### How to complete this task
Retype the material so that each line matches the original exactly.

### Given data
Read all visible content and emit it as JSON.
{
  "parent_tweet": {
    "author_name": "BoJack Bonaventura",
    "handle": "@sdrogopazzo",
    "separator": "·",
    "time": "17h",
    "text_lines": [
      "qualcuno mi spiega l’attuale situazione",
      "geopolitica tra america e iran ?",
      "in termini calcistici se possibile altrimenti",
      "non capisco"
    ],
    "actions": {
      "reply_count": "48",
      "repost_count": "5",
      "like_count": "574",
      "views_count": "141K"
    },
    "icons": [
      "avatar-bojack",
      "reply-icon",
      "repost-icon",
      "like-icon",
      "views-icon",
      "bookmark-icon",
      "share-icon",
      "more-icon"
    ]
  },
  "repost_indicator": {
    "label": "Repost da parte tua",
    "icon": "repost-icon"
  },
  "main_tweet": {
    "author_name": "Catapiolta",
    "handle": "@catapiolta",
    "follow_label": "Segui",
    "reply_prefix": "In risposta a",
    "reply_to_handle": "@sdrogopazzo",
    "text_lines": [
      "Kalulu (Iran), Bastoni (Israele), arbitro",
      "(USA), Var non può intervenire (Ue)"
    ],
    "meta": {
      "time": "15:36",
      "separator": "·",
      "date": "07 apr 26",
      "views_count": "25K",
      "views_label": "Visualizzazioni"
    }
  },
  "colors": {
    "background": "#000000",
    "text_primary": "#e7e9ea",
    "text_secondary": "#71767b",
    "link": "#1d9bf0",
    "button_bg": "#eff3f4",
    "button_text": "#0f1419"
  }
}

### Task output
Read all visible content and emit it as JSON.
{
  "parent_tweet": {
    "author_name": "BoJack Bonaventura",
    "handle": "@sdrogopazzo",
    "separator": "·",
    "time": "17h",
    "text_lines": [
      "qualcuno mi spiega l’attuale situazione",
      "geopolitica tra america e iran ?",
      "in termini calcistici se possibile altrimenti",
      "non capisco"
    ],
    "actions": {
      "reply_count": "48",
      "repost_count": "5",
      "like_count": "574",
      "views_count": "141K"
    },
    "icons": [
      "avatar-bojack",
      "reply-icon",
      "repost-icon",
      "like-icon",
      "views-icon",
      "bookmark-icon",
      "share-icon",
      "more-icon"
    ]
  },
  "repost_indicator": {
    "label": "Repost da parte tua",
    "icon": "repost-icon"
  },
  "main_tweet": {
    "author_name": "Catapiolta",
    "handle": "@catapiolta",
    "follow_label": "Segui",
    "reply_prefix": "In risposta a",
    "reply_to_handle": "@sdrogopazzo",
    "text_lines": [
      "Kalulu (Iran), Bastoni (Israele), arbitro",
      "(USA), Var non può intervenire (Ue)"
    ],
    "meta": {
      "time": "15:36",
      "separator": "·",
      "date": "07 apr 26",
      "views_count": "25K",
      "views_label": "Visualizzazioni"
    }
  },
  "colors": {
    "background": "#000000",
    "text_primary": "#e7e9ea",
    "text_secondary": "#71767b",
    "link": "#1d9bf0",
    "button_bg": "#eff3f4",
    "button_text": "#0f1419"
  }
}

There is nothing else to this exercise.